CARC Researcher Studies the Growth of Salmonella in Pistachios
By Precious Effiong
February 11 – Dr. Mahta Moussavi is one of the Cooperative Agricultural Research Center’s Post-doctoral Researchers who is making a big difference on the campus of Prairie View A&M University. While serving on a team of researchers from across the country, Moussavi carried out a study to examine the nature of Salmonella presence in pistachios and the team recently published their findings in the article “Growth of Salmonella on Inoculated Inhull Pistachios during Postharvest Handling.” Moussavi’s research contains some key information on how salmonella growth can be reduced in inhull pistachios.

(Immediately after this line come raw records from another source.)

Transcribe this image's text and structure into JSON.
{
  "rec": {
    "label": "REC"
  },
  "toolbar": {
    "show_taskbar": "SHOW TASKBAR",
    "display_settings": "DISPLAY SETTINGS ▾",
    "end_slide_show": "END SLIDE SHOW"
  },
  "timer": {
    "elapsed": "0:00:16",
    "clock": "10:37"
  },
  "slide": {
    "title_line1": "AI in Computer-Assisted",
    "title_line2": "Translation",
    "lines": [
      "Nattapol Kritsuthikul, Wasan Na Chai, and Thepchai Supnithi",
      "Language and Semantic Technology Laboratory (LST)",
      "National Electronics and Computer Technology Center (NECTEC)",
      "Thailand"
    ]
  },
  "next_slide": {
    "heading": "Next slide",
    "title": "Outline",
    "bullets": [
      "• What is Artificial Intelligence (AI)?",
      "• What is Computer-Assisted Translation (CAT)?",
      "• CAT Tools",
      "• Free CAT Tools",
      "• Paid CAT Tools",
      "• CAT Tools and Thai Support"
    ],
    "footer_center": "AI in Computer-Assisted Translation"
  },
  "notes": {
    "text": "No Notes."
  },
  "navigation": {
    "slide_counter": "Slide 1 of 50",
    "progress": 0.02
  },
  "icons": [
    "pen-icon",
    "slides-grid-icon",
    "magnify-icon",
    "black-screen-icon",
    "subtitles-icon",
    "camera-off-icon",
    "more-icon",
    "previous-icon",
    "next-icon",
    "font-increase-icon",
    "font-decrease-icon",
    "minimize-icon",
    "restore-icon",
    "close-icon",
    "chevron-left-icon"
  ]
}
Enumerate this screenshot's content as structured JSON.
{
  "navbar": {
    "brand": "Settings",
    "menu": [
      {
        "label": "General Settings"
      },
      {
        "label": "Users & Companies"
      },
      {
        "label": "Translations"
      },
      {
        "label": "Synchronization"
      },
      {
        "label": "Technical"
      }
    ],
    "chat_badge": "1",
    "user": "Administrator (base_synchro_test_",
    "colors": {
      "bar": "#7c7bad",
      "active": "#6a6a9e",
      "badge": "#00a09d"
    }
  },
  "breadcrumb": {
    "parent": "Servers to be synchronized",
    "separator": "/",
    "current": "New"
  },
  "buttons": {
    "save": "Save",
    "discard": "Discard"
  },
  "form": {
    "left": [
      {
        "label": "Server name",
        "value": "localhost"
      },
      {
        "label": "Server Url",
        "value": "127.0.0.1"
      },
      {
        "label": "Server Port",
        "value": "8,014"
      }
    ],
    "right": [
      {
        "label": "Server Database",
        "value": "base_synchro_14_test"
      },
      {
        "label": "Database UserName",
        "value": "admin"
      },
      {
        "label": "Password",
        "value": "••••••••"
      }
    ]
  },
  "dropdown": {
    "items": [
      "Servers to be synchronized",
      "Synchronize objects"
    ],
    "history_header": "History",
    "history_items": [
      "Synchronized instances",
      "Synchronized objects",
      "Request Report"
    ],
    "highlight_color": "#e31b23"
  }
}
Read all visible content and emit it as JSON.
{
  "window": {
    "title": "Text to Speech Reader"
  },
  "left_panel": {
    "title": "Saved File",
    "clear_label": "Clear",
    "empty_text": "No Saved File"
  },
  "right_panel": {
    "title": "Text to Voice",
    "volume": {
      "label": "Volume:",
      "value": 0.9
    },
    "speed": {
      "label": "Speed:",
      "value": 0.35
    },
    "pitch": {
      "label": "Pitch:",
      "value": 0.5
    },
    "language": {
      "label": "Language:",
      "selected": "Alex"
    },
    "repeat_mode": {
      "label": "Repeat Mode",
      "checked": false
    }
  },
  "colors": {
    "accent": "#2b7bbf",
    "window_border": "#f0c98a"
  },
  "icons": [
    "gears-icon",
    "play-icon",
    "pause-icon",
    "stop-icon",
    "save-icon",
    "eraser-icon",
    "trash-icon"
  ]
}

Salmonella has been isolated from dried pistachios in both postharvest and retail surveys. The source of Salmonella in pistachios is unknown, but introduction is possible at points during production, harvest, and postharvest activities. To examine the behavior of Salmonella on pistachios during simulated postharvest conditions, early-, mid-, and late-season inhull pistachios were collected from two commercial processors over five different harvests. Pistachios were inoculated with cocktails of nalidixic acid– or rifampin-resistant Salmonella at 0.64 to 1.59 log CFU/g (low) or 2.73 to 3.27 or 4.29 to 4.31 log CFU/g (high) and were incubated for up to 30 h under commercially relevant conditions (23, 35, or 378C and 50 or 90% relative humidity [RH]). Populations of Salmonella were measured by plating onto tryptic soy agar and CHROMagar Salmonella with added nalidixic acid or rifampin. Individual growth curves at the same temperature and RH differed significantly among different lots of pistachios. Except for a single late-season lot in which no significant growth was observed, Salmonella multiplied under all storage conditions. In the first 3 h after inoculation, insignificant (most cases) to small (0.41 to 0.67 log CFU/g) but significant (P < 0.05) mean increases in Salmonella populations were measured; the mean predicted time to achieve maximum populations (5 to 8 log CFU/g) was 16 6 4 h. In paired samples, longer lag phases, lower growth rates, and lower maximum increases were observed with inoculated inhull pistachios incubated at 238C and 50% RH compared with 35 or 378C and 90% RH. Similar growth curves were observed at the low and high inoculum levels; throughout the 30 h of incubation, Salmonella populations were consistently ~1 to 2 log CFU/g lower on pistachios inoculated at the low inoculum level. Managing the time between harvesting and hulling will reduce the potential for growth of Salmonella on pistachios during postharvest handling.
To read the entire article on Dr. Moussavi ’s research, please visit here.
This research was supported, in part, by the California Pistachio Research Board, the Center for Produce Safety, and the Specialty Crop Block Grant Program at the U.S. Department of Agriculture (USDA).